### THE TASK
Return each line of the records below that contains the word "name".

### RECORDS SUPPLIED
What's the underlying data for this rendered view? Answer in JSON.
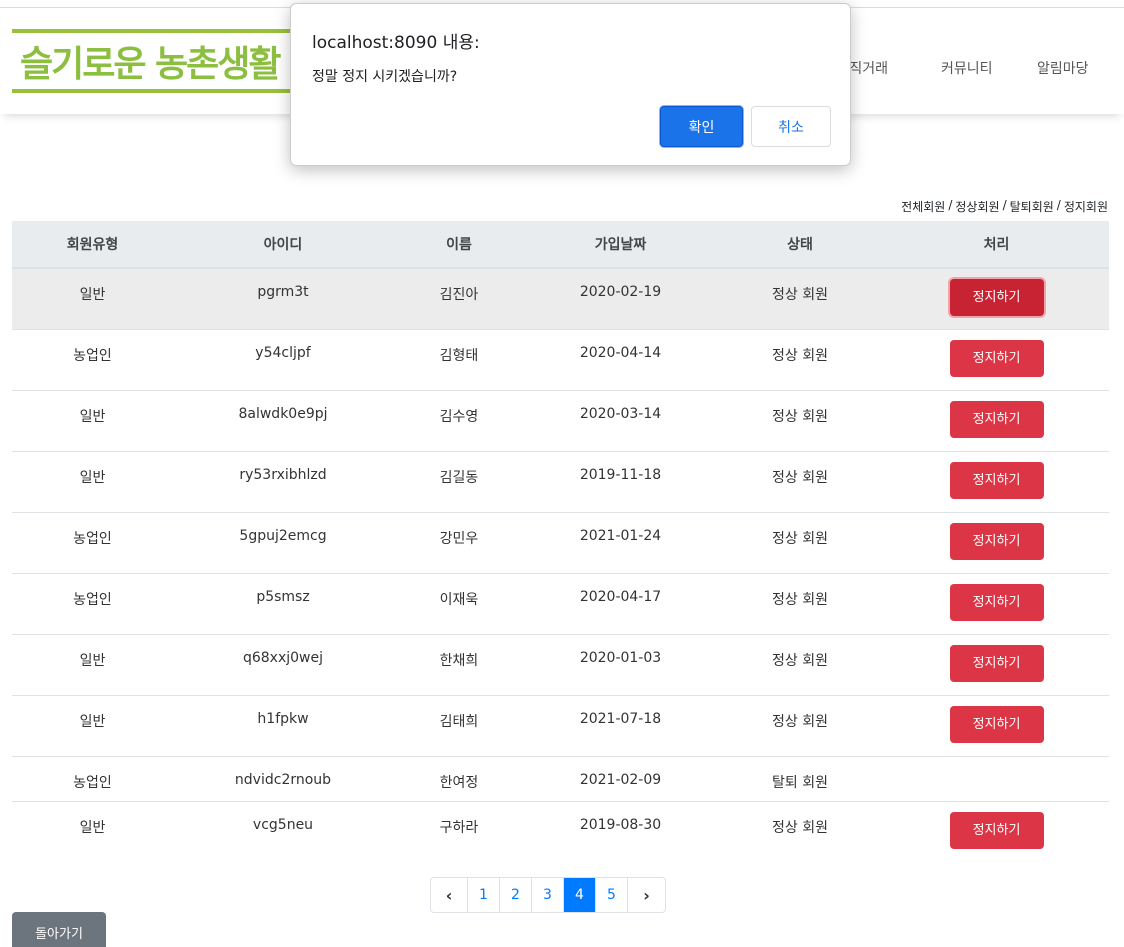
{
  "header": {
    "logo_text": "슬기로운 농촌생활",
    "nav": [
      "물 직거래",
      "커뮤니티",
      "알림마당"
    ]
  },
  "filters": [
    "전체회원",
    "정상회원",
    "탈퇴회원",
    "정지회원"
  ],
  "table": {
    "headers": [
      "회원유형",
      "아이디",
      "이름",
      "가입날짜",
      "상태",
      "처리"
    ],
    "rows": [
      {
        "type": "일반",
        "id": "pgrm3t",
        "name": "김진아",
        "date": "2020-02-19",
        "status": "정상 회원",
        "action": "정지하기"
      },
      {
        "type": "농업인",
        "id": "y54cljpf",
        "name": "김형태",
        "date": "2020-04-14",
        "status": "정상 회원",
        "action": "정지하기"
      },
      {
        "type": "일반",
        "id": "8alwdk0e9pj",
        "name": "김수영",
        "date": "2020-03-14",
        "status": "정상 회원",
        "action": "정지하기"
      },
      {
        "type": "일반",
        "id": "ry53rxibhlzd",
        "name": "김길동",
        "date": "2019-11-18",
        "status": "정상 회원",
        "action": "정지하기"
      },
      {
        "type": "농업인",
        "id": "5gpuj2emcg",
        "name": "강민우",
        "date": "2021-01-24",
        "status": "정상 회원",
        "action": "정지하기"
      },
      {
        "type": "농업인",
        "id": "p5smsz",
        "name": "이재욱",
        "date": "2020-04-17",
        "status": "정상 회원",
        "action": "정지하기"
      },
      {
        "type": "일반",
        "id": "q68xxj0wej",
        "name": "한채희",
        "date": "2020-01-03",
        "status": "정상 회원",
        "action": "정지하기"
      },
      {
        "type": "일반",
        "id": "h1fpkw",
        "name": "김태희",
        "date": "2021-07-18",
        "status": "정상 회원",
        "action": "정지하기"
      },
      {
        "type": "농업인",
        "id": "ndvidc2rnoub",
        "name": "한여정",
        "date": "2021-02-09",
        "status": "탈퇴 회원",
        "action": ""
      },
      {
        "type": "일반",
        "id": "vcg5neu",
        "name": "구하라",
        "date": "2019-08-30",
        "status": "정상 회원",
        "action": "정지하기"
      }
    ]
  },
  "pagination": {
    "prev": "‹",
    "pages": [
      "1",
      "2",
      "3",
      "4",
      "5"
    ],
    "current": "4",
    "next": "›"
  },
  "back_button": "돌아가기",
  "dialog": {
    "title": "localhost:8090 내용:",
    "message": "정말 정지 시키겠습니까?",
    "ok": "확인",
    "cancel": "취소"
  },
  "colors": {
    "accent": "#007bff",
    "danger": "#dc3545",
    "logo": "#8cbf3f",
    "dialog_ok": "#1a73e8"
  }
}
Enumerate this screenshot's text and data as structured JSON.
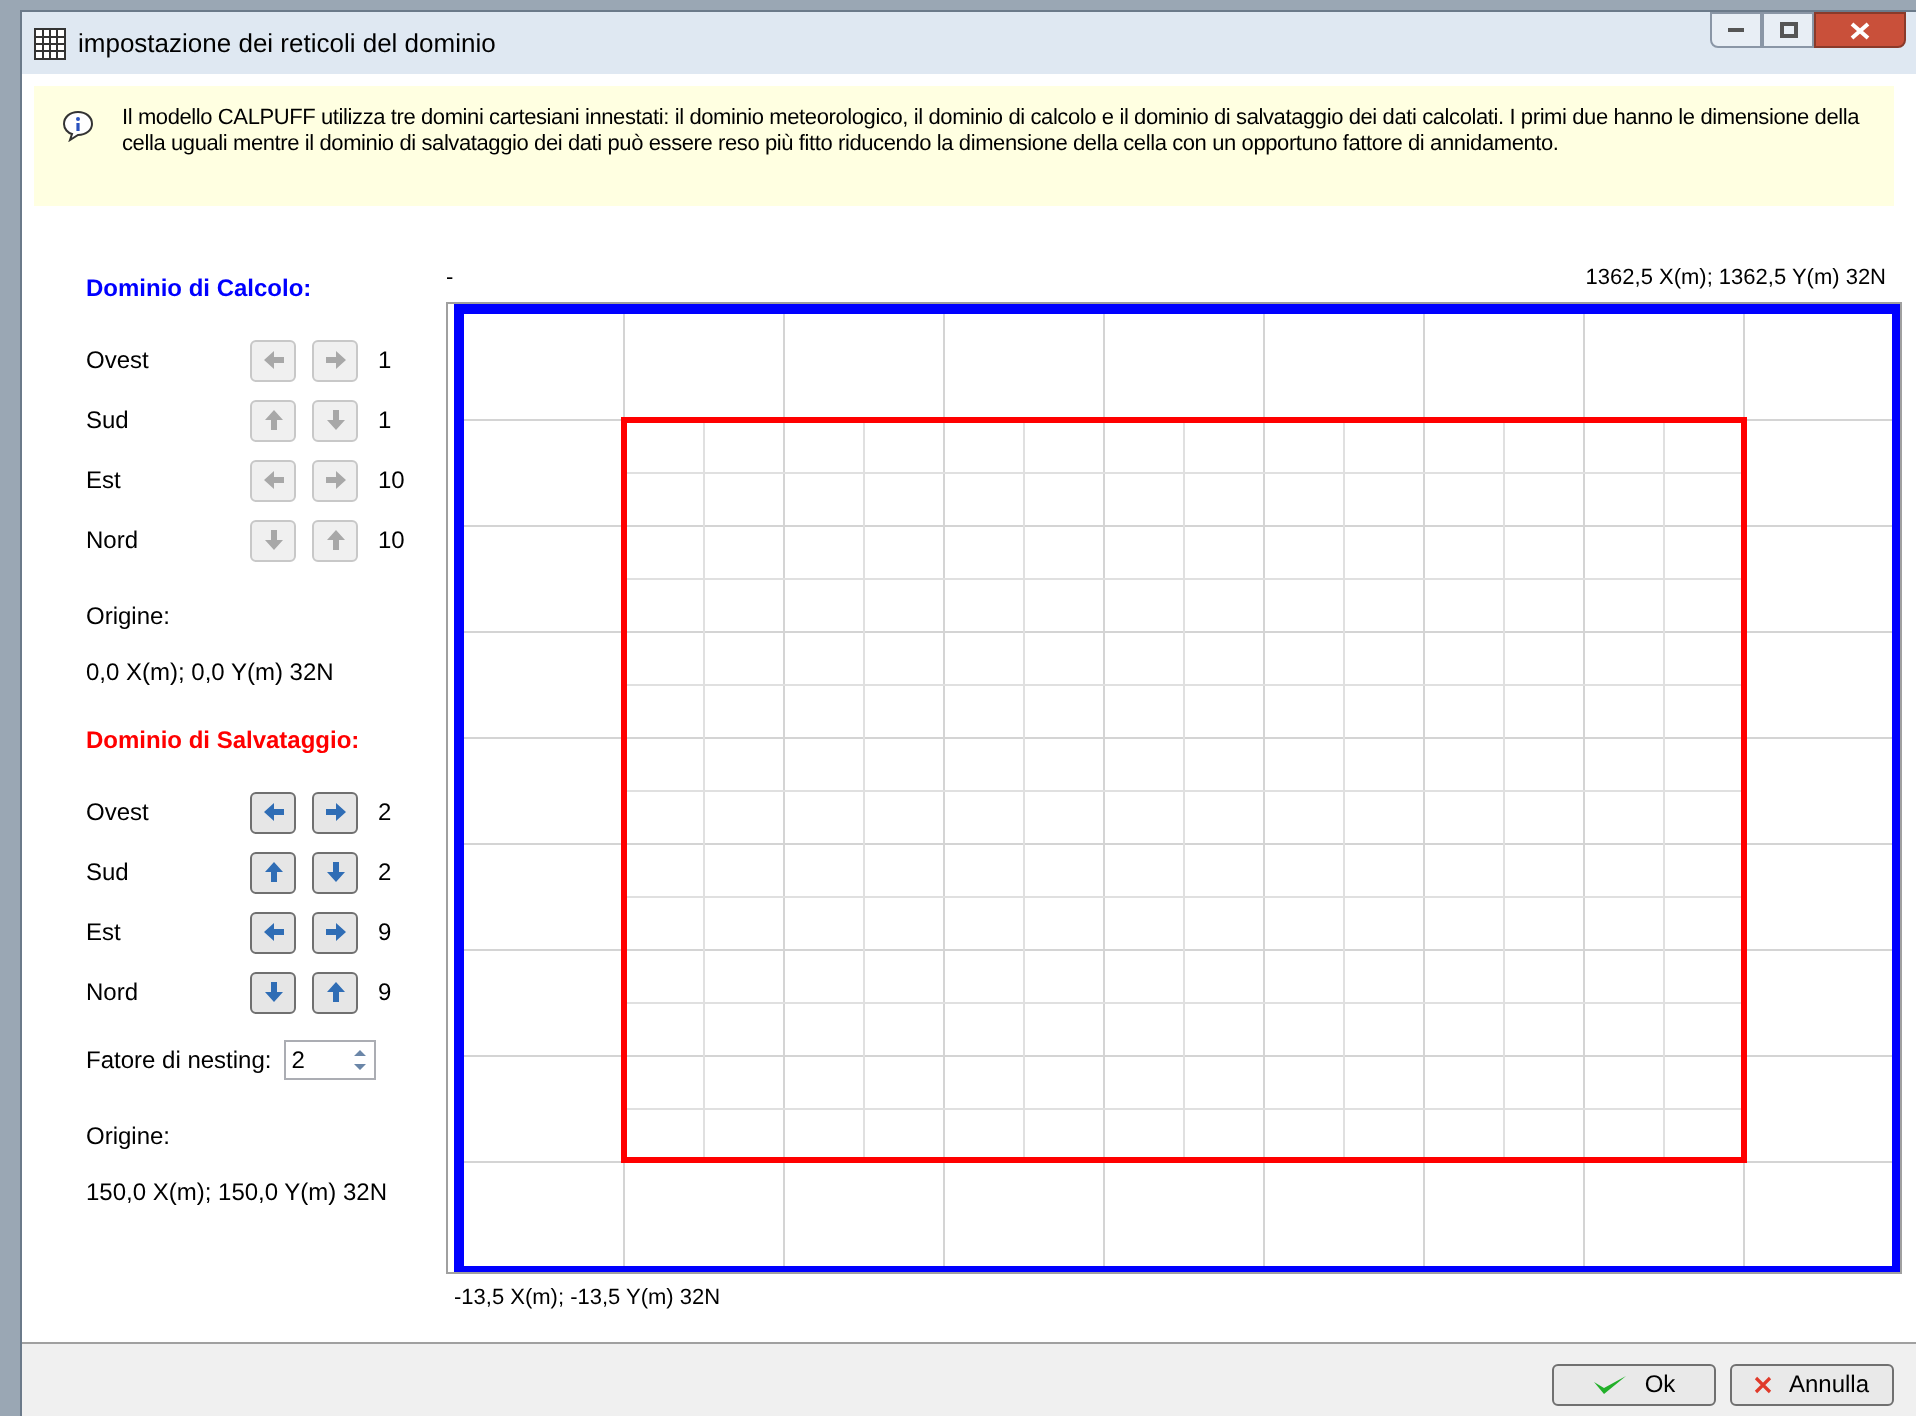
{
  "window": {
    "title": "impostazione dei reticoli del dominio"
  },
  "info": "Il modello CALPUFF utilizza tre domini cartesiani innestati: il dominio meteorologico, il dominio di calcolo e il dominio di salvataggio dei dati calcolati. I primi due hanno le dimensione della cella uguali mentre il dominio di salvataggio dei dati può essere reso più fitto riducendo la dimensione della cella con un opportuno fattore di annidamento.",
  "sections": [
    {
      "title": "Dominio di Calcolo:",
      "color": "#0000ff",
      "rows": [
        {
          "label": "Ovest",
          "buttons": [
            {
              "kind": "left",
              "disabled": true
            },
            {
              "kind": "right",
              "disabled": true
            }
          ],
          "value": "1"
        },
        {
          "label": "Sud",
          "buttons": [
            {
              "kind": "up",
              "disabled": true
            },
            {
              "kind": "down",
              "disabled": true
            }
          ],
          "value": "1"
        },
        {
          "label": "Est",
          "buttons": [
            {
              "kind": "left",
              "disabled": true
            },
            {
              "kind": "right",
              "disabled": true
            }
          ],
          "value": "10"
        },
        {
          "label": "Nord",
          "buttons": [
            {
              "kind": "down",
              "disabled": true
            },
            {
              "kind": "up",
              "disabled": true
            }
          ],
          "value": "10"
        }
      ],
      "origin_label": "Origine:",
      "origin": "0,0 X(m); 0,0 Y(m) 32N"
    },
    {
      "title": "Dominio di Salvataggio:",
      "color": "#ff0000",
      "rows": [
        {
          "label": "Ovest",
          "buttons": [
            {
              "kind": "left",
              "disabled": false
            },
            {
              "kind": "right",
              "disabled": false
            }
          ],
          "value": "2"
        },
        {
          "label": "Sud",
          "buttons": [
            {
              "kind": "up",
              "disabled": false
            },
            {
              "kind": "down",
              "disabled": false
            }
          ],
          "value": "2"
        },
        {
          "label": "Est",
          "buttons": [
            {
              "kind": "left",
              "disabled": false
            },
            {
              "kind": "right",
              "disabled": false
            }
          ],
          "value": "9"
        },
        {
          "label": "Nord",
          "buttons": [
            {
              "kind": "down",
              "disabled": false
            },
            {
              "kind": "up",
              "disabled": false
            }
          ],
          "value": "9"
        }
      ],
      "nesting": {
        "label": "Fatore di nesting:",
        "value": "2"
      },
      "origin_label": "Origine:",
      "origin": "150,0 X(m); 150,0 Y(m) 32N"
    }
  ],
  "map": {
    "top_left": "-",
    "top_right": "1362,5 X(m); 1362,5 Y(m) 32N",
    "bottom_left": "-13,5 X(m); -13,5 Y(m) 32N"
  },
  "buttons": [
    {
      "kind": "ok",
      "label": "Ok"
    },
    {
      "kind": "cancel",
      "label": "Annulla"
    }
  ]
}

### EXPECTED ANSWER
        "name": "김진아",
        "name": "김형태",
        "name": "김수영",
        "name": "김길동",
        "name": "강민우",
        "name": "이재욱",
        "name": "한채희",
        "name": "김태희",
        "name": "한여정",
        "name": "구하라",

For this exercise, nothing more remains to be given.